by both trend and compound rates of growth. This cannot
be blamed on the last year alone; the entire six-year
period indicated sluggish expansion of industrial
Why has this happened? Some clues can be gleaned from
the pattern of aggregate investment, described in
Chart 6 in terms of the rates of growth of real gross
domestic capital formation. Such investment increased
at a reasonable rate in the earlier period, above
9 per cent per annum in real terms. However, in the
second period (the tenure of the NDA regime) the increase
in investment had slumped to only around 5 per cent
Even this low rate of increase is of dubious significance,
since both public and private corporate investment
stagnated or even declined over this latter period.
Indeed, such increase as did occur in capital formation
after 1998 came about mainly because of household
sector capital formation. This is determined in the
national accounts as a residual, and essentially reflects
increases in domestic construction activity.
Investment declined because public investment has
stagnated or declined under the NDA regime. Despite
the recent promises of national highway expansion
and other such indicators of material prosperity,
the NDA government has spent less (in real per capita
terms) on productive investment for infrastructure
and economic growth, than any government in independent
It is well known that in India, as in almost all other
developing countries, there are strong positive linkages
between public and private investment. Typically,
high rates of public investment call forth and enable
more private investment activity.
However, the policy makers of the NDA appeared to
believe that they could further reduce the amount
of productive public expenditure and expect private
entrepreneurs to take up the slack and increase aggregate
investment.
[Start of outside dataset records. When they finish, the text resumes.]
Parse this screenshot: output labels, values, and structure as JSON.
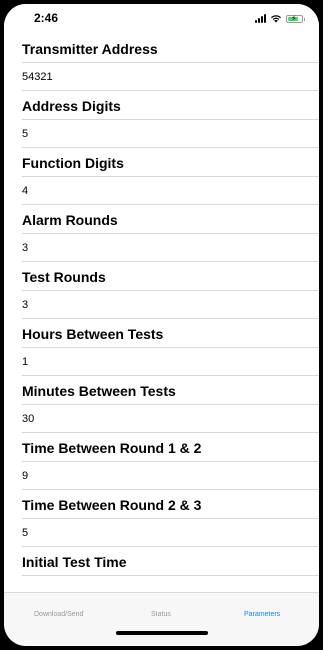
{
  "status_bar": {
    "time": "2:46",
    "icons": [
      "signal-icon",
      "wifi-icon",
      "battery-charging-icon"
    ],
    "battery_color": "#4cd964",
    "battery_level": 0.8
  },
  "parameters": [
    {
      "label": "Transmitter Address",
      "value": "54321"
    },
    {
      "label": "Address Digits",
      "value": "5"
    },
    {
      "label": "Function Digits",
      "value": "4"
    },
    {
      "label": "Alarm Rounds",
      "value": "3"
    },
    {
      "label": "Test Rounds",
      "value": "3"
    },
    {
      "label": "Hours Between Tests",
      "value": "1"
    },
    {
      "label": "Minutes Between Tests",
      "value": "30"
    },
    {
      "label": "Time Between Round 1 & 2",
      "value": "9"
    },
    {
      "label": "Time Between Round 2 & 3",
      "value": "5"
    },
    {
      "label": "Initial Test Time",
      "value": ""
    }
  ],
  "tab_bar": {
    "tabs": [
      {
        "label": "Download/Send",
        "active": false
      },
      {
        "label": "Status",
        "active": false
      },
      {
        "label": "Parameters",
        "active": true
      }
    ],
    "active_color": "#1a82fb",
    "inactive_color": "#999999"
  }
}
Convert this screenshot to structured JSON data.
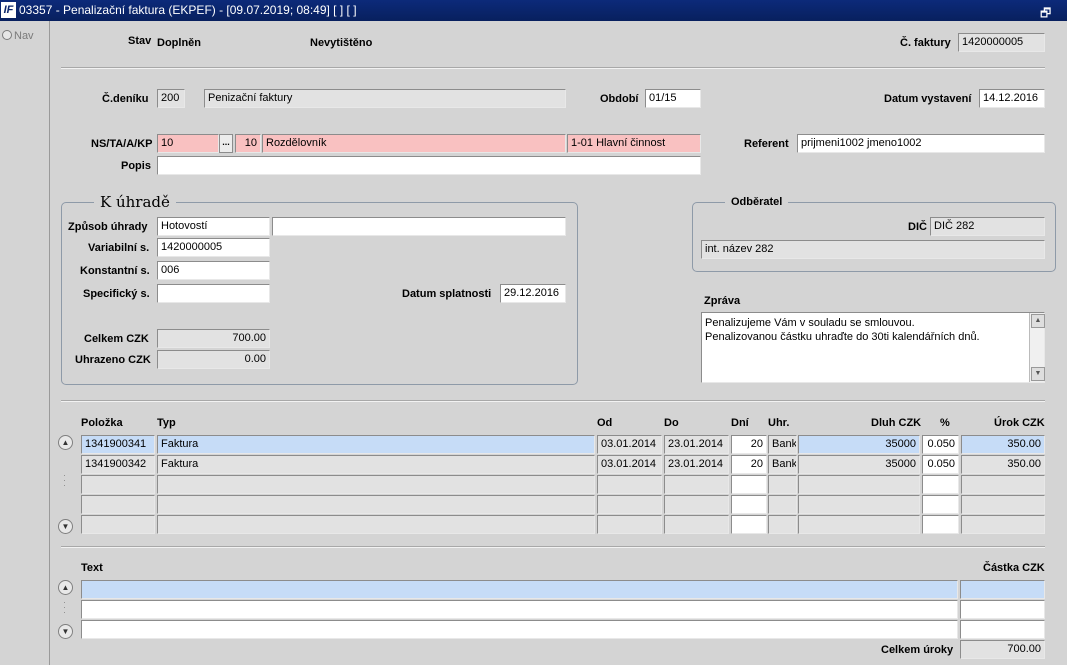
{
  "window": {
    "title": "03357 - Penalizační faktura (EKPEF) - [09.07.2019; 08:49]  [ ]  [ ]",
    "logo_text": "IF",
    "restore_icon": "restore-icon",
    "close_icon": "close-icon"
  },
  "nav": {
    "label": "Nav"
  },
  "header": {
    "stav_label": "Stav",
    "stav_value": "Doplněn",
    "print_status": "Nevytištěno",
    "faktura_label": "Č. faktury",
    "faktura_value": "1420000005"
  },
  "journal": {
    "denik_label": "Č.deníku",
    "denik_value": "200",
    "denik_name": "Penizační faktury",
    "obdobi_label": "Období",
    "obdobi_value": "01/15",
    "datum_vystaveni_label": "Datum vystavení",
    "datum_vystaveni_value": "14.12.2016"
  },
  "ns": {
    "label": "NS/TA/A/KP",
    "ns_value": "10",
    "ellipsis": "...",
    "ta_value": "10",
    "ta_name": "Rozdělovník",
    "activity": "1-01 Hlavní činnost",
    "referent_label": "Referent",
    "referent_value": "prijmeni1002 jmeno1002",
    "popis_label": "Popis",
    "popis_value": ""
  },
  "payment": {
    "title": "K úhradě",
    "zpusob_label": "Způsob úhrady",
    "zpusob_value": "Hotovostí",
    "zpusob_extra": "",
    "variabilni_label": "Variabilní s.",
    "variabilni_value": "1420000005",
    "konstantni_label": "Konstantní s.",
    "konstantni_value": "006",
    "specificky_label": "Specifický s.",
    "specificky_value": "",
    "splatnost_label": "Datum splatnosti",
    "splatnost_value": "29.12.2016",
    "celkem_label": "Celkem CZK",
    "celkem_value": "700.00",
    "uhrazeno_label": "Uhrazeno CZK",
    "uhrazeno_value": "0.00"
  },
  "customer": {
    "title": "Odběratel",
    "dic_label": "DIČ",
    "dic_value": "DIČ 282",
    "name": "int. název 282"
  },
  "message": {
    "label": "Zpráva",
    "line1": "Penalizujeme Vám v souladu se smlouvou.",
    "line2": "Penalizovanou částku uhraďte do 30ti kalendářních dnů."
  },
  "items": {
    "headers": {
      "polozka": "Položka",
      "typ": "Typ",
      "od": "Od",
      "do": "Do",
      "dni": "Dní",
      "uhr": "Uhr.",
      "dluh": "Dluh CZK",
      "pct": "%",
      "urok": "Úrok CZK"
    },
    "rows": [
      {
        "polozka": "1341900341",
        "typ": "Faktura",
        "od": "03.01.2014",
        "do": "23.01.2014",
        "dni": "20",
        "uhr": "Bank",
        "dluh": "35000",
        "pct": "0.050",
        "urok": "350.00"
      },
      {
        "polozka": "1341900342",
        "typ": "Faktura",
        "od": "03.01.2014",
        "do": "23.01.2014",
        "dni": "20",
        "uhr": "Bank",
        "dluh": "35000",
        "pct": "0.050",
        "urok": "350.00"
      }
    ]
  },
  "texts": {
    "text_label": "Text",
    "castka_label": "Částka CZK",
    "celkem_uroky_label": "Celkem úroky",
    "celkem_uroky_value": "700.00"
  },
  "colors": {
    "title_bar": "#0a246a",
    "pink_field": "#f9c1c1",
    "selected_row": "#c6dcf7",
    "background": "#d4d4d4"
  }
}
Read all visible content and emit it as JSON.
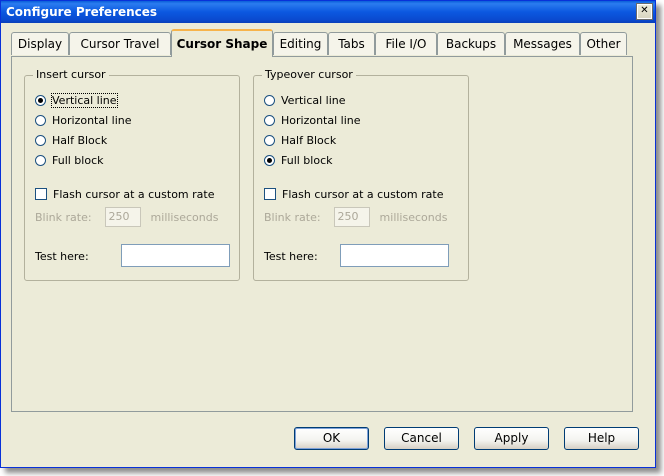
{
  "window": {
    "title": "Configure Preferences",
    "close_glyph": "✕"
  },
  "tabs": [
    {
      "label": "Display"
    },
    {
      "label": "Cursor Travel"
    },
    {
      "label": "Cursor Shape"
    },
    {
      "label": "Editing"
    },
    {
      "label": "Tabs"
    },
    {
      "label": "File I/O"
    },
    {
      "label": "Backups"
    },
    {
      "label": "Messages"
    },
    {
      "label": "Other"
    }
  ],
  "active_tab": "Cursor Shape",
  "insert": {
    "label": "Insert cursor",
    "options": [
      "Vertical line",
      "Horizontal line",
      "Half Block",
      "Full block"
    ],
    "selected": "Vertical line",
    "flash_label": "Flash cursor at a custom rate",
    "flash_checked": false,
    "blink_label": "Blink rate:",
    "blink_value": "250",
    "blink_unit": "milliseconds",
    "test_label": "Test here:",
    "test_value": ""
  },
  "typeover": {
    "label": "Typeover cursor",
    "options": [
      "Vertical line",
      "Horizontal line",
      "Half Block",
      "Full block"
    ],
    "selected": "Full block",
    "flash_label": "Flash cursor at a custom rate",
    "flash_checked": false,
    "blink_label": "Blink rate:",
    "blink_value": "250",
    "blink_unit": "milliseconds",
    "test_label": "Test here:",
    "test_value": ""
  },
  "buttons": {
    "ok": "OK",
    "cancel": "Cancel",
    "apply": "Apply",
    "help": "Help"
  },
  "colors": {
    "title_bar": "#0a5fd8",
    "dialog_bg": "#ecebd8",
    "active_tab_accent": "#f7b34a"
  }
}
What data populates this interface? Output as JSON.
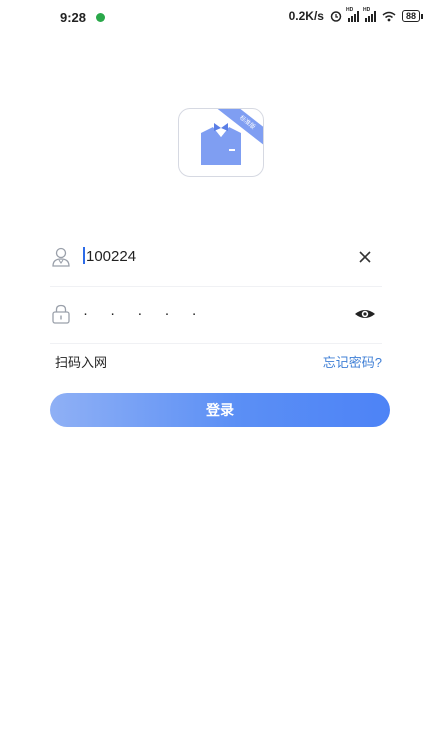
{
  "status_bar": {
    "time": "9:28",
    "network_speed": "0.2K/s",
    "sim1_label": "HD",
    "sim2_label": "HD",
    "battery": "88",
    "icons": [
      "app-notification-icon",
      "alarm-icon",
      "signal-icon",
      "signal-icon",
      "wifi-icon",
      "battery-icon"
    ]
  },
  "logo": {
    "ribbon_text": "标准版",
    "accent_color": "#7f9ef2"
  },
  "form": {
    "username_value": "100224",
    "password_value": "· · · · ·",
    "username_icon": "user-icon",
    "password_icon": "lock-icon",
    "clear_icon": "close-icon",
    "show_password_icon": "eye-icon"
  },
  "links": {
    "scan_label": "扫码入网",
    "forgot_label": "忘记密码?"
  },
  "login_button": {
    "label": "登录",
    "color_start": "#8fb0f5",
    "color_end": "#4d83f6"
  }
}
Obviously, this was not likely to happen
in the absence of any other major positive stimulus.
So it is not surprising that the NDA's tenure has
been associated with lower rates of growth of industrial
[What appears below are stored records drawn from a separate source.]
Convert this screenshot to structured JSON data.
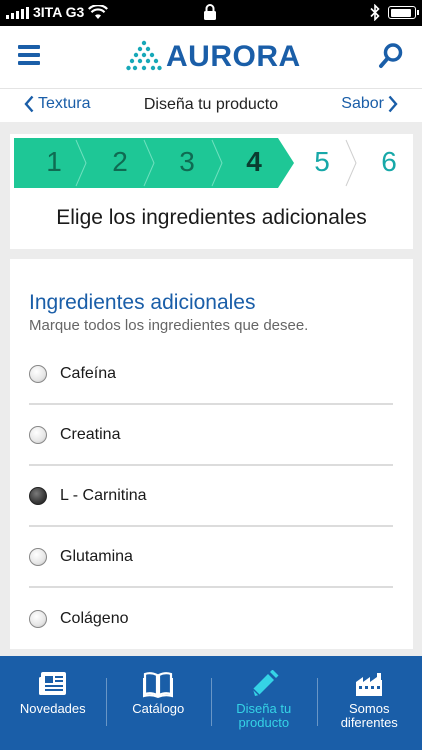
{
  "status_bar": {
    "carrier": "3ITA G3",
    "signal_bars": 5,
    "battery_level": 0.9
  },
  "header": {
    "logo_text": "AURORA",
    "menu_icon": "hamburger-icon",
    "search_icon": "search-icon"
  },
  "subnav": {
    "back_label": "Textura",
    "title": "Diseña tu producto",
    "next_label": "Sabor"
  },
  "steps": {
    "items": [
      "1",
      "2",
      "3",
      "4",
      "5",
      "6"
    ],
    "current": 4,
    "heading": "Elige los ingredientes adicionales",
    "colors": {
      "completed": "#1ec796",
      "pending_text": "#17a8a8"
    }
  },
  "ingredients": {
    "title": "Ingredientes adicionales",
    "subtitle": "Marque todos los ingredientes que desee.",
    "items": [
      {
        "label": "Cafeína",
        "checked": false
      },
      {
        "label": "Creatina",
        "checked": false
      },
      {
        "label": "L - Carnitina",
        "checked": true
      },
      {
        "label": "Glutamina",
        "checked": false
      },
      {
        "label": "Colágeno",
        "checked": false
      }
    ]
  },
  "tabbar": {
    "colors": {
      "background": "#1a5ea8",
      "active": "#35d3e6"
    },
    "tabs": [
      {
        "label": "Novedades",
        "icon": "newspaper-icon",
        "active": false
      },
      {
        "label": "Catálogo",
        "icon": "book-icon",
        "active": false
      },
      {
        "label": "Diseña tu producto",
        "icon": "pencil-icon",
        "active": true
      },
      {
        "label": "Somos diferentes",
        "icon": "factory-icon",
        "active": false
      }
    ]
  }
}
production and economic activity generally, than the
This is not to deny the rapid growth that has definitely
occurred in certain sectors in this period, such as
telecom and IT-enabled services. However, these sectors
are still extremely small, and their admittedly extraordinary
growth (reflecting the effects of rapid worldwide
technological change as well) has occurred over very
low bases. Further, such growth as has occurred has
not been enough to counteract the effects of deceleration,
stagnation or even decline in the larger, more important
industries and in agriculture and many other services.
Indeed, the bulk of economic activity over this period
did not show much acceleration, certainly when compared
to the earlier period. This is in conformity with
other indicators such as employment generation, especially
in the organised sectors, which also indicate stagnation
or insufficient expansion.
These basic arguments are not changed even if the
most current year's data are included. For example,
consider the effects of incorporating the projected
GDP growth of 8.4 per cent in 2003-04 (which is what
the CSO's advance estimates suggest). Even this gives
a compound rate of growth of real GDP at market prices
of 5.8 per cent per annum in the period from April
1998, compared to 6.3 per cent in the earlier period.
The trend rate of growth is also lower than in the
previous period, even if the current year's high estimate
is included. However, it is worth reiterating that
using the current year's estimates is extremely problematic,
since such advance estimates are typically revised
quite drastically and therefore can be quite misleading.
So the official figures suggest that whatever else
may be the NDA's strengths, successful macroeconomic
management is not among them. This is evident in the
slack that remains in the economy in the form of high
unemployment and underemployment, wasteful build-up
of reserves through allowing unnecessary capital inflows
that are not being productively used, and of course
through the appalling waste of public food stocks
that were exported away at below BPL prices when hundreds
of millions within the country remained hungry. But
it is even apparent in the aggregate growth performance,
which unfortunately has not been anywhere near as
impressive as the current government's propaganda
would have us believe.